Mostly hated by critics, and definitely underappreciated by audiences, this little shocker failed to impress for a number of reasons. For one thing, it tracks two serial killers, one of whom is actually a good guy. For another, it crosses genres (at least in the minds of some) by combining a police procedural with a study of remote viewing.
The pic opens on a discarded doll and a milk carton, featuring a photo of a missing child, along with a fleeting image of an 18-wheeler passing by. The scene shifts to a diner, as Benjamin O’Ryan (Ben Kingsley) starts to harass Harold Speck (Kevin Chamberlain), another patron. O’Ryan sits across from him, and starts showing him pictures, none of which we can see clearly, but we surely can get Speck’s reaction, and he’s extremely uncomfortable.
In fact, he leaves the diner, and it’s only after a few seconds that he notices O’Ryan in the back seat of his car, now moving down the highway. Some time later, Speck is found dead in his car, precisely straddling the New Mexico/Arizona state line (to trigger FBI response). His eyelids have been removed.
In charge of the case is our protag, disgraced FBI Agent Thomas Mackelway (Aaron Eckhardt). Mackelway was once a rising star in the Bureau, but violated the rights of vicious rapist/killer Ray Starkey, who went free because of his blunders. As such, he has been reassigned from Dallas to Albuquerque. Mackelway seems to suffer headaches, and gets visions, although at this point, we’re not exactly sure of the details.
Complicating matters further is that agent Fran Kulok (Carrie-Anne Moss), an old flame of his, has been brought in to assist with the investigation. Meanwhile, Mackelway has been receiving faxes and packages of information, relating to various unsolved homicides, along with strange, lurid drawings, all accompanied by a symbol resembling a circle with a line drawn through it.

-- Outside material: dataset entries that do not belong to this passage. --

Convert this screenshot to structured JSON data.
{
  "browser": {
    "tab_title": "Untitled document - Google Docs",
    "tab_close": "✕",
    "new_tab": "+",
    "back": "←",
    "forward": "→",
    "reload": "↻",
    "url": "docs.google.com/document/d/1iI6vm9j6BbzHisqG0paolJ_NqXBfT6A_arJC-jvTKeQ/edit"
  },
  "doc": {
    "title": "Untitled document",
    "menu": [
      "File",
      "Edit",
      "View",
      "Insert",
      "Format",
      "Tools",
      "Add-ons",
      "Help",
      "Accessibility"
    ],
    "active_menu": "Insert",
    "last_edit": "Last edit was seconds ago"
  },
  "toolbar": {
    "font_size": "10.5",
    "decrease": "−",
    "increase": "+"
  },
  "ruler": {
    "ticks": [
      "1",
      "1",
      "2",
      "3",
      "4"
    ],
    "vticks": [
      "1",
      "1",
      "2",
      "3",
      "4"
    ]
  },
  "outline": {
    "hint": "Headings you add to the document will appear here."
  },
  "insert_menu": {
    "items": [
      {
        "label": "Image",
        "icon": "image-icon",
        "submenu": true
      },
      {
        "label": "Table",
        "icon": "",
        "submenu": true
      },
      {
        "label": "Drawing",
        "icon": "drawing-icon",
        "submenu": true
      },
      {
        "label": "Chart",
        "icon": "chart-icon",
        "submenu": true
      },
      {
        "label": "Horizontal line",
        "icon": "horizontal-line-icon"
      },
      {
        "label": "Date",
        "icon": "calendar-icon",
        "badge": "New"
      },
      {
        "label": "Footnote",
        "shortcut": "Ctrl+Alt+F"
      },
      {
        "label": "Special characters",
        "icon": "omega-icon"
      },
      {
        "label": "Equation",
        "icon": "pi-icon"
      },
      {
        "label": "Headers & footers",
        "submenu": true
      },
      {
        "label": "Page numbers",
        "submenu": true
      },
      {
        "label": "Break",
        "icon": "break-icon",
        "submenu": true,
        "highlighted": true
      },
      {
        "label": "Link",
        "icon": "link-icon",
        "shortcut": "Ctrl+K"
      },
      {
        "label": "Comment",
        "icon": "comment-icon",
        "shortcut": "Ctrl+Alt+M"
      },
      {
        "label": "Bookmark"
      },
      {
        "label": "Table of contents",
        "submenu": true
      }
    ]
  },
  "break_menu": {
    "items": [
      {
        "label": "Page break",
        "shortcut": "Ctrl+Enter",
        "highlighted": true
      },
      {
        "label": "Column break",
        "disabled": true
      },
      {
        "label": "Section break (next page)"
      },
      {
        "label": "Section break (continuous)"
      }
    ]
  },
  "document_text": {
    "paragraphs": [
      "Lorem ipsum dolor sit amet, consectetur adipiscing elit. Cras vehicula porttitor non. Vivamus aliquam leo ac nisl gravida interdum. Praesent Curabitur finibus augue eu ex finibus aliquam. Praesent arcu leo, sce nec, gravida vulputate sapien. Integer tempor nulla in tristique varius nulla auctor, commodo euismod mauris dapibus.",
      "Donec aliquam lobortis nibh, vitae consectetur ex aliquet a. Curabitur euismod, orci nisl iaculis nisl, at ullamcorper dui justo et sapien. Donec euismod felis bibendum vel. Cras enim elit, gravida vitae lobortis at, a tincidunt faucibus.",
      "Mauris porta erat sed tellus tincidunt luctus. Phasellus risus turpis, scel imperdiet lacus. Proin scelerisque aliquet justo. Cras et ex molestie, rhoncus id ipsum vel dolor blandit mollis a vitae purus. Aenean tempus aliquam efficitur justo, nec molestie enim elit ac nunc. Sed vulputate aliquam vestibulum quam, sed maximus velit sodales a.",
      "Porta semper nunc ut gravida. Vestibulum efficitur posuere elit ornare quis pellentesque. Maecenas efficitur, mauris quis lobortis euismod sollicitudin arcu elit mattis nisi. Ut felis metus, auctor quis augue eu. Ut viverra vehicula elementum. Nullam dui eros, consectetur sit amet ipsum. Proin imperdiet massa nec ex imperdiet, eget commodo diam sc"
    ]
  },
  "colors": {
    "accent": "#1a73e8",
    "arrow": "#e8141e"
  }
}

After some effort, the FBI agents locate the car used by O’Ryan, who, of course, killed Speck. They are surprised to discover a body in the trunk, belonging to one Barney Fulcher, whose eyelids have also been removed. Before long, another lidless vic appears, who turns out to be freed killer Ray Starkey. Written in the condensation on Starkey’s car window is “You’re Welcome, Tom.” What’s more, Speck and Fulcher are found to be sexual predators and killers.
We now see that O’Ryan is killing serial killers in an attempt to attract Mackelway’s attention, but to what end? O’Ryan, formerly with a secret FBI task force that used remote viewing to solve crimes, is on the trail of what he calls “Suspect Zero,” a super-criminal responsible for hundreds of abductions and homicides, who eludes capture by not following any sort of discernible pattern. Remote viewing is a form of ESP, whereby the viewer can visualize the crimes as they are occurring, and are not spared any of the gruesome details. Expert viewers can even see the future, on occasion.
Remote viewing, then, is the source of O’Ryan’s drawings, as well as his contention that Suspect Zero is a long-haul trucker, who grabs kids, and puts them in the refrigerated compartment of his truck, before killing, torturing, and burying most of them on an isolated farm. O’Ryan has chosen Mackelway to assist him in capturing Zero, since he knows that Mackelway can also remote view, even if he won’t admit it to himself. Indeed, remote viewing is the cause of his headaches and visions.
Eventually, O’Ryan abducts Mackelway, forcing him to help in his quest for Zero. They’ll find Suspect Zero, all right, but there will be Hell to pay.
At the beginning of this piece, I mentioned two reasons why the movie failed at the box office, and with critics. Another reason is that officially, the FBI denies that a Suspect Zero can even exist, although there have been many high-count serial killers, including the infamous Green River Killer. At the core of this denial is the bureau’s over-reliance on criminal profiling, the practice of which reached new lows some years ago when a retired profiler was called as an expert witness in an appeal proceedings.
Despite mountains of evidence used in the original conviction, the profiler insisted that the offender did not “fit the profile,” and therefore was certainly innocent. Moreover, the existence of Suspect Zeroes would lay out in sharp relief the quite sad deterioration of the Bureau, now riddled with PC, as well as a litany of unsolved cases. Perhaps more embarrassing are cases that would have gone unsolved but for the unwanted help of Others, including the capture of FBI agent/Soviet spy Robert Hanssen.
Here again, the very notion of an agent/spy was denied for years, until the Ruskies themselves gave up key evidence.
As to remote viewing, several reviews of the film erroneously referred to it as the “discredited practice” of remote viewing. Nothing could be further from the truth. Although the FBI and military remote viewing units were officially disbanded, lack of success was not the reason. Rather, the experiences were so intense for the viewers that none of them could keep doing it for more than a couple of years. This very point is emphasized in the movie.
If you seek offbeat and thought-provoking entertainment, Suspect Zero fits the bill.